sorts of birds including migrating species such as geese, seabirds and local waterbirds such as Great
Crested Grebe. Other pond life such as beetles and dragonflies are also making the lakes their

The Wildlife Trust has ambitions to use the site as a centre for local schoolchildren to learn about
nature. To this end they have constructed a wooden outdoor classroom on the site.
There are workbenches and display boards inside and bird-feeders and nest boxes attached to the

Access is currently restricted due to the main entrance still being used as the main entrance to the
remaining working quarry . Strict health and safety rules apply to visitors and the site is not open to
the general public.

COVID 19 has stopped all active restoration work by volunteers but it is hoped that this will continue again shortly. Plans include more planting of natural features and wildflower meadows. It is also hoped to build a small jetty on the lake to allow supervised pond-dipping by schoolchildren who can then examine their finds in the outdoor classroom.

The recently completed Oakmere Way between Cuddington and Delamere was part of the Walk and Ride Festival programme last year and it was possible to view the site from the fence along the footpath where
there is also an information board ...'.

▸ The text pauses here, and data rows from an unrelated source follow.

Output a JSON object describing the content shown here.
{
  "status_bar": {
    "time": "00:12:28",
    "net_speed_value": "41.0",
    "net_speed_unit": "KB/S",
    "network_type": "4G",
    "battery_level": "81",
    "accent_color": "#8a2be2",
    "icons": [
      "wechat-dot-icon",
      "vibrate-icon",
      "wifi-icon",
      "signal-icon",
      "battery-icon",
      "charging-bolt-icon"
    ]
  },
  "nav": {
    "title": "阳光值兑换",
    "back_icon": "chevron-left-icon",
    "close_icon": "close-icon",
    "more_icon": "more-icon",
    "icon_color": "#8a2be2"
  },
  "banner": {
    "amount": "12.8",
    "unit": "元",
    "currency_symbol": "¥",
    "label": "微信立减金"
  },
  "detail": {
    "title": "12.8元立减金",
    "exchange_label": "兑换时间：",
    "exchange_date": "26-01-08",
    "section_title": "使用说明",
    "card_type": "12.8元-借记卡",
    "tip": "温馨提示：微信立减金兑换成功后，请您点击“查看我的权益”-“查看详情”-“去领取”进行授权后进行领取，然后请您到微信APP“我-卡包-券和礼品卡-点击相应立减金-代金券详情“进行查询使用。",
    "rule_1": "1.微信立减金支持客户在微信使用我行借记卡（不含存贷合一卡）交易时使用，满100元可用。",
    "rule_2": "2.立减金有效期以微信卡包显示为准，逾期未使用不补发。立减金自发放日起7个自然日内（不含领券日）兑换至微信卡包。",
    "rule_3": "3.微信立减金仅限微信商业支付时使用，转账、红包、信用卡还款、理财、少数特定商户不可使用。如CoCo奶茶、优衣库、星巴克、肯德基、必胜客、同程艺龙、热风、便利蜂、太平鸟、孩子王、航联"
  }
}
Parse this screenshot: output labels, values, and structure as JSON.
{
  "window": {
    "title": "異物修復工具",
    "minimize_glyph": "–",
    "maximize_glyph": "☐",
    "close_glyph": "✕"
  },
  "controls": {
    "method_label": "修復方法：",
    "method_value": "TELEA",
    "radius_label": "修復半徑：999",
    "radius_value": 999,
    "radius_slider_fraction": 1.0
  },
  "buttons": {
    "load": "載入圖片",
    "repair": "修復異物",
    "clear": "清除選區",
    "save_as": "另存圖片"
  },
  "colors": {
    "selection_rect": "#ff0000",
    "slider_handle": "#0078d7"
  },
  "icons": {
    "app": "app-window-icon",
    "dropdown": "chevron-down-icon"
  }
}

Cheshire Wildlife Trust is a partner of The Sandstone Ridge Trust Partnership

Click on each image to enlarge.

Peter Snape — June 2020